I'll give you this point, but only on the very narrow aspect of looking at a modal interface (popup window) that either covers the screen or just prevents you from using the rest of the screen without disappearing. The poor thing about the new start screen is that it is a) ugly as sin (subjective of course, and it does depend on the content), b) is a poor way to locate what you want as it's invariably full of junk, which lead onto c) removes all of the useful features that have been built up in previous incarnations of windows. Such as Most Recently Used documents and applications, pinned items, sorted items, indicators for new items and so on. It's not that the old start menu was great, it's that the new one is a functional step backwards.
Or how about that opening a PDF would, by default, launch the Metro PDF reader causing the poor confused user into the Hell of Metro land where they would flounder helplessly. I heard that one loads of times. So switch the default app for PDFs, I'd say. It's just right-click on the file. But users wont know how to do that - they just want to read their PDF. Uh, you do know that Adobe Reader isn't part of Windows 7, right? That if the user just does it on Windows 7 it wont even open at all - just ask them if they want to install something that will read it? Uh, well, they respond. Some OEMs pre-installed Adobe Reader. Yeah, and they can do the same on Windows 8. Stop trying so hard to find things to struggle with.

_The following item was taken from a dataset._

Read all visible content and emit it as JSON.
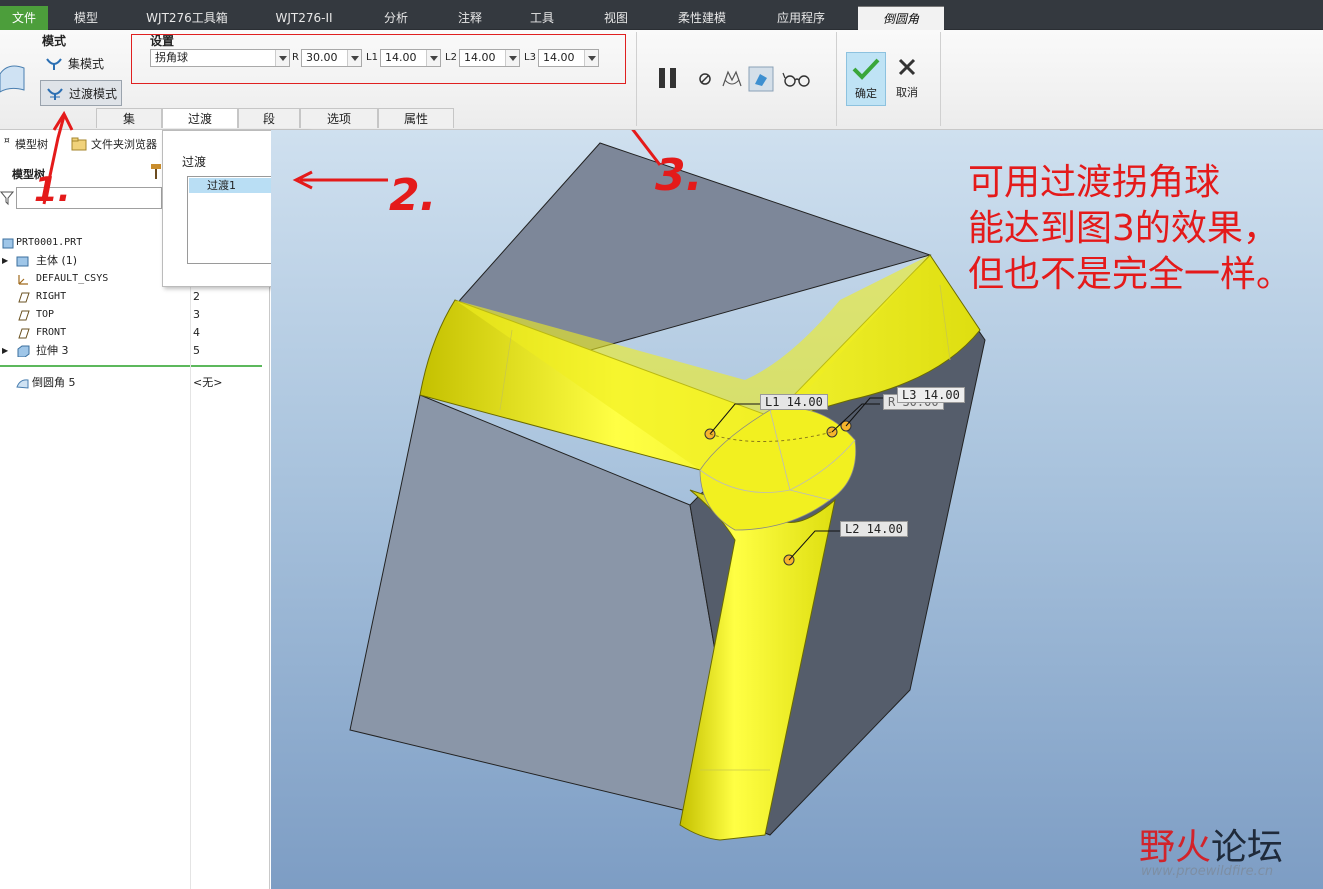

Again you're thinking about a non-average user. An average user will just hate the mind jar switch to a deficient interface and the mind jar of how to get back to where they were previously (this is mind mapping allowing a user to visualise and refer to their position within an interface - it's a key user interface point and break it and you will confuse users).